GOAL OF THE EXERCISE — Make an exact copy of the records, with the images left out.

EXCERPTED RECORDS —
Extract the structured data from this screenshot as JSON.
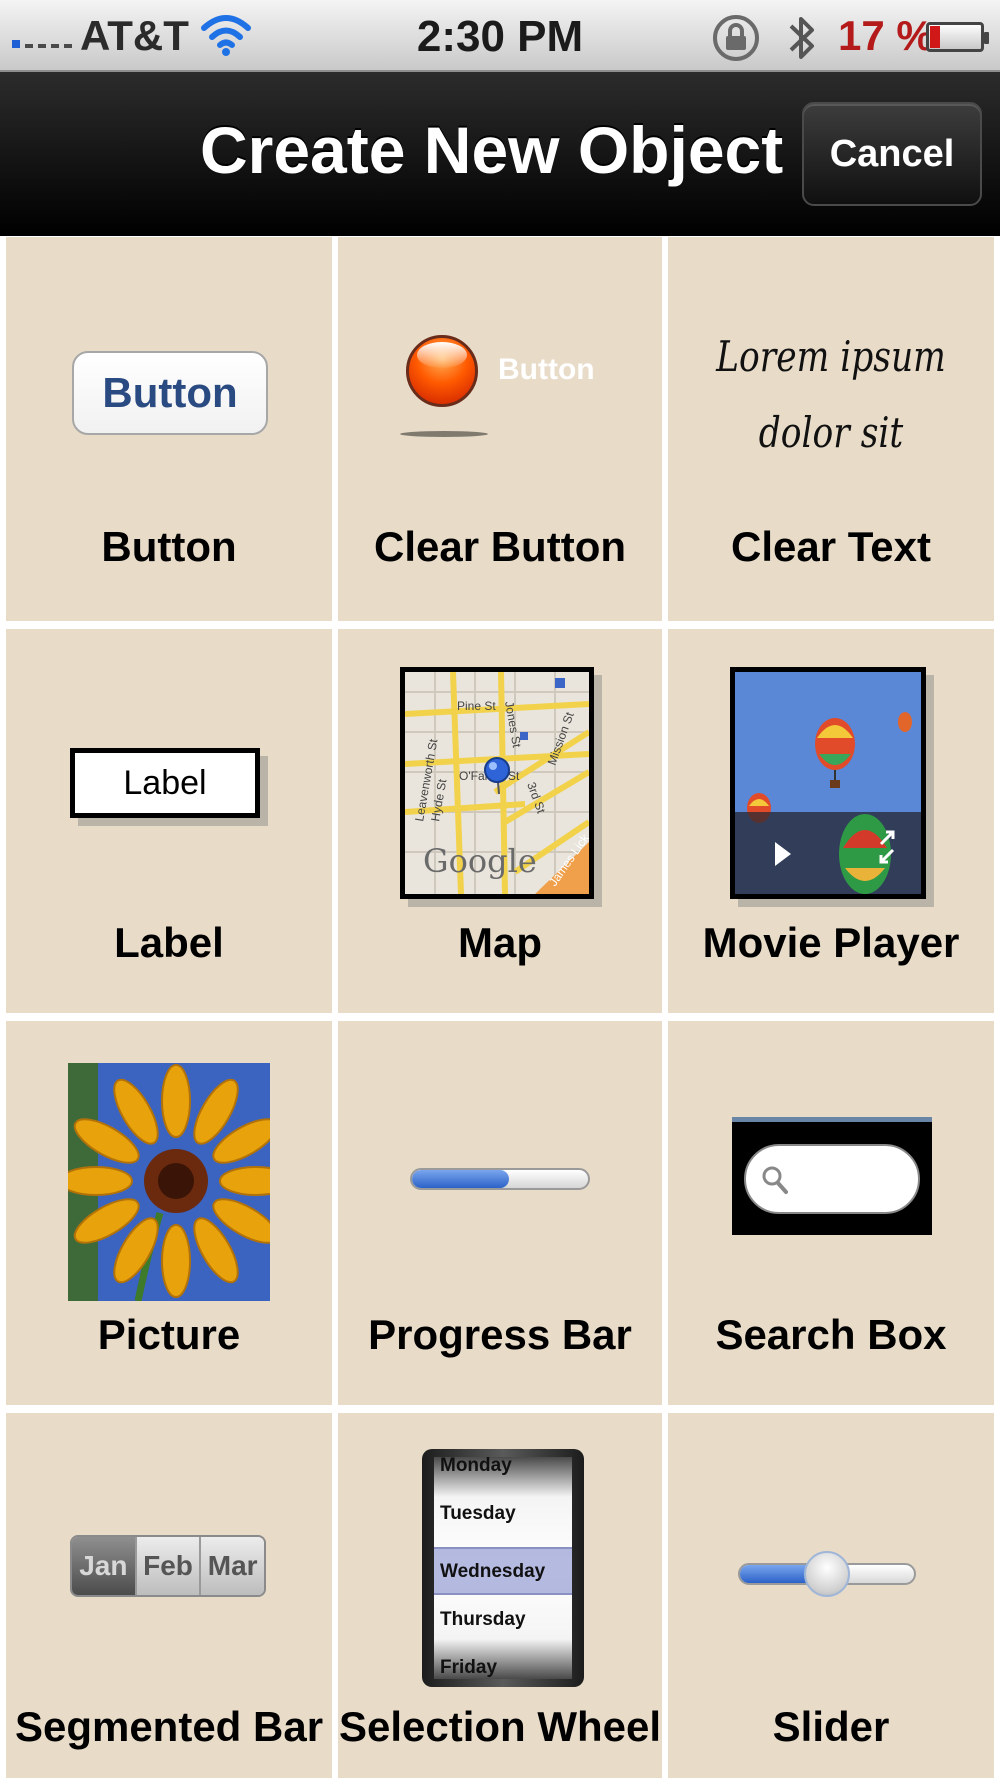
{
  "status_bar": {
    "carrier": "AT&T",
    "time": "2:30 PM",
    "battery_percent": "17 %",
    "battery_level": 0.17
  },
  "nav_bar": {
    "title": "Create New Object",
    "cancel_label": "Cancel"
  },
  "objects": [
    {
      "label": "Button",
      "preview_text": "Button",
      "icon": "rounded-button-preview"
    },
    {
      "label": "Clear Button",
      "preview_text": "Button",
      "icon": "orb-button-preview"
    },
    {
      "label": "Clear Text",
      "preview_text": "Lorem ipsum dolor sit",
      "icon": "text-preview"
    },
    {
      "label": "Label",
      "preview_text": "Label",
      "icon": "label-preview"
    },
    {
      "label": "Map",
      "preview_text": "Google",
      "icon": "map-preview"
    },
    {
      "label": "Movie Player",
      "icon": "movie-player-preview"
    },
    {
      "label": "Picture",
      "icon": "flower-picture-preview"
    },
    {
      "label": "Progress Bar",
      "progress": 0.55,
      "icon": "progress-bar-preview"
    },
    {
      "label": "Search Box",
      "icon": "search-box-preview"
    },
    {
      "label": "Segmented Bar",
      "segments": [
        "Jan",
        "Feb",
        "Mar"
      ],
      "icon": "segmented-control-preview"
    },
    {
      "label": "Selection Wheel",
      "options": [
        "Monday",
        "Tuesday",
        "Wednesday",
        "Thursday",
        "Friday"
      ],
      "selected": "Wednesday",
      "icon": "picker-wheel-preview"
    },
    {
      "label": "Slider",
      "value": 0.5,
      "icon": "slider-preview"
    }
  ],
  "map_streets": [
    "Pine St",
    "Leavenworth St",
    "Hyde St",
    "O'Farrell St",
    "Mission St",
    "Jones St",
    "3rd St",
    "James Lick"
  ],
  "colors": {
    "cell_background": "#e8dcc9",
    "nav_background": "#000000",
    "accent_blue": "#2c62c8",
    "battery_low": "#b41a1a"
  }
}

TASK SOLUTION —
Extract the structured data from this screenshot as JSON.
{
  "status_bar": {
    "carrier": "AT&T",
    "time": "2:30 PM",
    "battery_percent": "17 %",
    "battery_level": 0.17
  },
  "nav_bar": {
    "title": "Create New Object",
    "cancel_label": "Cancel"
  },
  "objects": [
    {
      "label": "Button",
      "preview_text": "Button",
      "icon": "rounded-button-preview"
    },
    {
      "label": "Clear Button",
      "preview_text": "Button",
      "icon": "orb-button-preview"
    },
    {
      "label": "Clear Text",
      "preview_text": "Lorem ipsum dolor sit",
      "icon": "text-preview"
    },
    {
      "label": "Label",
      "preview_text": "Label",
      "icon": "label-preview"
    },
    {
      "label": "Map",
      "preview_text": "Google",
      "icon": "map-preview"
    },
    {
      "label": "Movie Player",
      "icon": "movie-player-preview"
    },
    {
      "label": "Picture",
      "icon": "flower-picture-preview"
    },
    {
      "label": "Progress Bar",
      "progress": 0.55,
      "icon": "progress-bar-preview"
    },
    {
      "label": "Search Box",
      "icon": "search-box-preview"
    },
    {
      "label": "Segmented Bar",
      "segments": [
        "Jan",
        "Feb",
        "Mar"
      ],
      "icon": "segmented-control-preview"
    },
    {
      "label": "Selection Wheel",
      "options": [
        "Monday",
        "Tuesday",
        "Wednesday",
        "Thursday",
        "Friday"
      ],
      "selected": "Wednesday",
      "icon": "picker-wheel-preview"
    },
    {
      "label": "Slider",
      "value": 0.5,
      "icon": "slider-preview"
    }
  ],
  "map_streets": [
    "Pine St",
    "Leavenworth St",
    "Hyde St",
    "O'Farrell St",
    "Mission St",
    "Jones St",
    "3rd St",
    "James Lick"
  ],
  "colors": {
    "cell_background": "#e8dcc9",
    "nav_background": "#000000",
    "accent_blue": "#2c62c8",
    "battery_low": "#b41a1a"
  }
}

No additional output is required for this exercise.